Study material:
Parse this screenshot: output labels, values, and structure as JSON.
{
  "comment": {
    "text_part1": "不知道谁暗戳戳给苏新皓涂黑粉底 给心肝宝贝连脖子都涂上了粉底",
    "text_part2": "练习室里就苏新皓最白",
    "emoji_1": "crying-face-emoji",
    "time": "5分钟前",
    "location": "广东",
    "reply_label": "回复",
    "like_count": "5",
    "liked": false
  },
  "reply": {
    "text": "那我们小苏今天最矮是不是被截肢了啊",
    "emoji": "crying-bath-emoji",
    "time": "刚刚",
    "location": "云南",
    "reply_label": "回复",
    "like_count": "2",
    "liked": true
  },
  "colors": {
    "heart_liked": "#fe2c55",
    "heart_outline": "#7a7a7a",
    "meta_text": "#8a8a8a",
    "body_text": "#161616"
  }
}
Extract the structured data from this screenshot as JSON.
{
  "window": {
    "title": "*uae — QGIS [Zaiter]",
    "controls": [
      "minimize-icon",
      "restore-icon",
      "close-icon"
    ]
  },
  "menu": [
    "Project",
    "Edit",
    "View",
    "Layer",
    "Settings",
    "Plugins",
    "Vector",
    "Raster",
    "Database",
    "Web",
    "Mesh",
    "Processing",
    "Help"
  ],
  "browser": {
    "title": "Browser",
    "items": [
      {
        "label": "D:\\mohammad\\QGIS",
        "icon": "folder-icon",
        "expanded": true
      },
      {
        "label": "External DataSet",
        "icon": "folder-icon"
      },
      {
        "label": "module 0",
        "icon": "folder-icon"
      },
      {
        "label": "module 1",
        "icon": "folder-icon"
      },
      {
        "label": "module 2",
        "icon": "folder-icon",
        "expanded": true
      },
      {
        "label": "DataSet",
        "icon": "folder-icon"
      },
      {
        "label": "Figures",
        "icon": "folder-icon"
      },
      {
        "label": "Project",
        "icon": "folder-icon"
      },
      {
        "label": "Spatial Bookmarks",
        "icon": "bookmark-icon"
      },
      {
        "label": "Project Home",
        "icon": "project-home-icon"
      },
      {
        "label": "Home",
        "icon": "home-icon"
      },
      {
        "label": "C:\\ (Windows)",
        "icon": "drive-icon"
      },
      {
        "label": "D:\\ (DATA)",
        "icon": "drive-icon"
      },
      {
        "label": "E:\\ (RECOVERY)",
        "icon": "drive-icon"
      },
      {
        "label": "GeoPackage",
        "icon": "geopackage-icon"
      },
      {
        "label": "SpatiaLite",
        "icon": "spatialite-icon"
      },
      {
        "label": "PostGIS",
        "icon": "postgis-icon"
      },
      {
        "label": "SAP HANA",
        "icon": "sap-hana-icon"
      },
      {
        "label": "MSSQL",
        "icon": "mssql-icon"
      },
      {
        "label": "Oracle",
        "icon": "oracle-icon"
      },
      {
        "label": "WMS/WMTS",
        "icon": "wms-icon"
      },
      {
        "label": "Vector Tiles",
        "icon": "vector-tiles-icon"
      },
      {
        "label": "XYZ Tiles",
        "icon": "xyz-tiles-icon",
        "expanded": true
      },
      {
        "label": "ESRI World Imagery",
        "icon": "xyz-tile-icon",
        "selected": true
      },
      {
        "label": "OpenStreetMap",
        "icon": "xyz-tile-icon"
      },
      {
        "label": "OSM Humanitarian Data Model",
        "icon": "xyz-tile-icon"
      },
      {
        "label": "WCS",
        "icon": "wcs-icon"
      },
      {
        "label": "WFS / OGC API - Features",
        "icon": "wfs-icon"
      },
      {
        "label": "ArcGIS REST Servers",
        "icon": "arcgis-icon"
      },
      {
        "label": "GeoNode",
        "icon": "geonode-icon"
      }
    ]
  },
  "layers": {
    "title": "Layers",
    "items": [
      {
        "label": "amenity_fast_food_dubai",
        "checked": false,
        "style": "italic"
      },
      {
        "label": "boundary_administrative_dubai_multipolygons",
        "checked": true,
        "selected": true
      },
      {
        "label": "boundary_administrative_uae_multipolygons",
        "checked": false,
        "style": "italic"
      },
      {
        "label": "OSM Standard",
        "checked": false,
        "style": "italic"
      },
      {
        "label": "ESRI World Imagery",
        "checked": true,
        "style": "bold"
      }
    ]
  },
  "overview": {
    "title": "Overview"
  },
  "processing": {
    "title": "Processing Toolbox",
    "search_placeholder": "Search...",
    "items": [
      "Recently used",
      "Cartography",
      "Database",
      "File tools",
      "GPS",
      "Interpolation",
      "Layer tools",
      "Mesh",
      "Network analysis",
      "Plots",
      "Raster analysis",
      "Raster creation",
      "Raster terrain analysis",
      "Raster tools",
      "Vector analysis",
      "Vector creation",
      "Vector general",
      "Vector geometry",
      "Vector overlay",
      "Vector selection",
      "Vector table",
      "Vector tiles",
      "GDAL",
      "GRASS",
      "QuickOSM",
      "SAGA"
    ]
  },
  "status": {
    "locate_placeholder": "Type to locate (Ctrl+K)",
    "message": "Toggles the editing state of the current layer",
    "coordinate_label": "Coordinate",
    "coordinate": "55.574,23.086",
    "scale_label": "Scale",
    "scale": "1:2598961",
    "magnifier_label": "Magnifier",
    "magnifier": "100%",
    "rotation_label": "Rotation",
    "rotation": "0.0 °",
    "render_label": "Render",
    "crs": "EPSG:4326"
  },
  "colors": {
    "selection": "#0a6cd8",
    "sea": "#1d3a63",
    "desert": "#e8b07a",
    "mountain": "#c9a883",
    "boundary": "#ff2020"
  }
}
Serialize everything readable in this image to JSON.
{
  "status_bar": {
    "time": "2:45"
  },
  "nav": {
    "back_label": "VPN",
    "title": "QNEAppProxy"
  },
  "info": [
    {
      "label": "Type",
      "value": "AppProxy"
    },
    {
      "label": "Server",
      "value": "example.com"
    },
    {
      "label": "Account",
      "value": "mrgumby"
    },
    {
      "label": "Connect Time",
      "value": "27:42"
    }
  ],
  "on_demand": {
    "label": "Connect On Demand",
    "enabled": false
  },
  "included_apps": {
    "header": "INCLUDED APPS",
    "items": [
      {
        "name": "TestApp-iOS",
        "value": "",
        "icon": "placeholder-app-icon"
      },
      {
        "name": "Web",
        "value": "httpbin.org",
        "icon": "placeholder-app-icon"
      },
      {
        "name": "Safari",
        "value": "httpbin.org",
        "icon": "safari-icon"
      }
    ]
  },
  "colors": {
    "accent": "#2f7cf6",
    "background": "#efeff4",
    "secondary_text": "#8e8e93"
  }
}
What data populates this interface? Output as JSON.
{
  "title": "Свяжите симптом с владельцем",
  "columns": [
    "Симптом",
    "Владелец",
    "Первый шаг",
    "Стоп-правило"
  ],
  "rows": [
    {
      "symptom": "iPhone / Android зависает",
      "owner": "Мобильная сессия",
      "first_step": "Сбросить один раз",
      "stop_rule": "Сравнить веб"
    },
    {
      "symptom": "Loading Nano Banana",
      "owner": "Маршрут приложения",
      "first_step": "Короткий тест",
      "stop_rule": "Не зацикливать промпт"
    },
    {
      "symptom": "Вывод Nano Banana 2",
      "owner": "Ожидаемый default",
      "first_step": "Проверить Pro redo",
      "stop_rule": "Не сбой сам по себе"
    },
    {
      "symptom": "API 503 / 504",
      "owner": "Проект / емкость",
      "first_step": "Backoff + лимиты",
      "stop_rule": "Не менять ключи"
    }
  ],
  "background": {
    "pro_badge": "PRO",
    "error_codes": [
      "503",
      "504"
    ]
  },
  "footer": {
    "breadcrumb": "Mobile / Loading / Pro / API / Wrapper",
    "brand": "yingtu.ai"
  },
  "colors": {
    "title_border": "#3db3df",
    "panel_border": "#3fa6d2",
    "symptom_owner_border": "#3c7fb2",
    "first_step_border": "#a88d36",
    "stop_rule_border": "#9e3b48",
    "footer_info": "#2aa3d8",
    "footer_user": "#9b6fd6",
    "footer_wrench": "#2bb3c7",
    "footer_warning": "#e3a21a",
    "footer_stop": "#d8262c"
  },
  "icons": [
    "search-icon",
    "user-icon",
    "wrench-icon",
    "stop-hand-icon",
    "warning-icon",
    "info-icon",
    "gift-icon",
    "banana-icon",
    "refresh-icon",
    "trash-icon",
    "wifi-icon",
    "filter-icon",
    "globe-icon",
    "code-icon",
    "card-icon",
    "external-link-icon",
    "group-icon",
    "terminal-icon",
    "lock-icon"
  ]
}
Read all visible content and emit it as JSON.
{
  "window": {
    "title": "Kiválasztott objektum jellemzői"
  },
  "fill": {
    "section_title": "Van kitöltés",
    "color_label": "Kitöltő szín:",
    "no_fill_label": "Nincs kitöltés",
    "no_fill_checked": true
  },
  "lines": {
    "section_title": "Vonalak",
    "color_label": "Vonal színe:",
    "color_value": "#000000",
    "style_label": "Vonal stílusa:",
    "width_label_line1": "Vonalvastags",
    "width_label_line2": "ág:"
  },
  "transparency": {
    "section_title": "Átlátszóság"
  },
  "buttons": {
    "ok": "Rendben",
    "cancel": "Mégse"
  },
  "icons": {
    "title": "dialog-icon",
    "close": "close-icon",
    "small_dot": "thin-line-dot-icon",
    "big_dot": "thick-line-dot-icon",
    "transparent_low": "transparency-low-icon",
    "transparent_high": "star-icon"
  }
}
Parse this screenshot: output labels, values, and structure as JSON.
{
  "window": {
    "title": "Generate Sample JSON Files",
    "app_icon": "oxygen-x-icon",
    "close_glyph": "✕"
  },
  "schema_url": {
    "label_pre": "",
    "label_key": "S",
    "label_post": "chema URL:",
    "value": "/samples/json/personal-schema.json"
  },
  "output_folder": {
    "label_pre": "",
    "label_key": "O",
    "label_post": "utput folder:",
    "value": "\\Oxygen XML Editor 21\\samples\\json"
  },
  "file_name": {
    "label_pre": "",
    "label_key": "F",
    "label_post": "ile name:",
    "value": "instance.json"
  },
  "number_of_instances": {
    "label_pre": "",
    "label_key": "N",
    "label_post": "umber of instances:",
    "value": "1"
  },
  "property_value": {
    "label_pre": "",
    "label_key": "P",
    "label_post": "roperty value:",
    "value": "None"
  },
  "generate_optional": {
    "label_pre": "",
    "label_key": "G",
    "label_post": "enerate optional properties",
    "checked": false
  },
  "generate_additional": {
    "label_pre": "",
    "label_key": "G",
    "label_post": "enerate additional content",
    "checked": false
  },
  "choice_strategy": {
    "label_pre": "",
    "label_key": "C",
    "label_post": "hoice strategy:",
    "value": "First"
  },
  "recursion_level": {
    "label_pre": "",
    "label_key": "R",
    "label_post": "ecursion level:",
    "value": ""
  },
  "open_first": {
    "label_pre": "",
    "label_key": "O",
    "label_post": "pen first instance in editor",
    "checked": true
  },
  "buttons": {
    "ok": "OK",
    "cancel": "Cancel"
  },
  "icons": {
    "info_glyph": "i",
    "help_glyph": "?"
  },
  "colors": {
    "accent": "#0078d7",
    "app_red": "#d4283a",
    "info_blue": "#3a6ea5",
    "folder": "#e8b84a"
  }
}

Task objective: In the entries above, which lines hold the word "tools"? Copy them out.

Output of the exercise:
      "File tools",
      "Layer tools",
      "Raster tools",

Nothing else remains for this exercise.